BY CLAIRE M. ANDREWS

Sparta forged her into a deadly weapon. Now the Gods need her to save the world.

Seventeen-year-old Daphne has spent her entire life honing her body and mind into that of a warrior, hoping to be accepted by the unyielding people of ancient Sparta. But an unexpected encounter with the goddess Artemis—who holds Daphne’s brother’s fate in her hands—upends the life she’s worked so hard to build. Nine mysterious items have been stolen from Mount Olympus and if Daphne cannot find them, the gods’ waning powers will fade away, the mortal world will descend into chaos, and her brother’s life will be forfeit.
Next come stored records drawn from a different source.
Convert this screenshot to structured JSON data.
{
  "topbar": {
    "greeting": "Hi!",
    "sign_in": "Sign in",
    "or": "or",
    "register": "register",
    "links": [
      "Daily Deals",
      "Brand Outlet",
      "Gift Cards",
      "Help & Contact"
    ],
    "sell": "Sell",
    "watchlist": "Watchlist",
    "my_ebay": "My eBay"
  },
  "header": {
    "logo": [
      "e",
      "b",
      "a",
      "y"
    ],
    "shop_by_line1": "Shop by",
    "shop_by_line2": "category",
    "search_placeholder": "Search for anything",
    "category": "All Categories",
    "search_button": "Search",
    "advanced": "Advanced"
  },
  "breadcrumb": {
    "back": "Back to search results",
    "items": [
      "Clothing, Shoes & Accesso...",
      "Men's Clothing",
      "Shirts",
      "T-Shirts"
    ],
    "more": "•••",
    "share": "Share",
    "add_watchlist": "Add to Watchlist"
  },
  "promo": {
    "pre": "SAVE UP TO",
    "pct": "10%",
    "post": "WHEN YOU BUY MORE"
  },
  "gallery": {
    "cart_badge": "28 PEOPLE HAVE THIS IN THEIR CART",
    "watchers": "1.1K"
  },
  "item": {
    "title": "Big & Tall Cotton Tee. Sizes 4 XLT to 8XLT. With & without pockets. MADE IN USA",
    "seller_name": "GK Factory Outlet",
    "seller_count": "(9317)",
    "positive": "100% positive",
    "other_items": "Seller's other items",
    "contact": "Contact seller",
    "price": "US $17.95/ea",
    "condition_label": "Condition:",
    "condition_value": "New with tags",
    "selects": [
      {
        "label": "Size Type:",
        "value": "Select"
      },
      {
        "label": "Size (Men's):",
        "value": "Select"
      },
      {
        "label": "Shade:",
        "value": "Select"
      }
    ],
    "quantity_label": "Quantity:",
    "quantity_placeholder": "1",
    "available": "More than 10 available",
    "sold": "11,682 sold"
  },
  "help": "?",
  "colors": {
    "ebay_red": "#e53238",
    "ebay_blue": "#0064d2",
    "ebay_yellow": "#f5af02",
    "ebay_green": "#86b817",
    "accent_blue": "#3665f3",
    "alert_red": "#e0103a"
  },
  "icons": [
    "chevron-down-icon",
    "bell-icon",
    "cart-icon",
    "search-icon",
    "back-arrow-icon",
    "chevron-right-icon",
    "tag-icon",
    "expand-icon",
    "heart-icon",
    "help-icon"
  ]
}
Guided by Artemis’s twin-the handsome and entirely-too-self-assured god Apollo-Daphne’s journey will take her from the labyrinth of the Minotaur to the riddle-spinning Sphinx of Thebes, team her up with mythological legends such as Theseus and Hippolyta of the Amazons, and pit her against the gods themselves.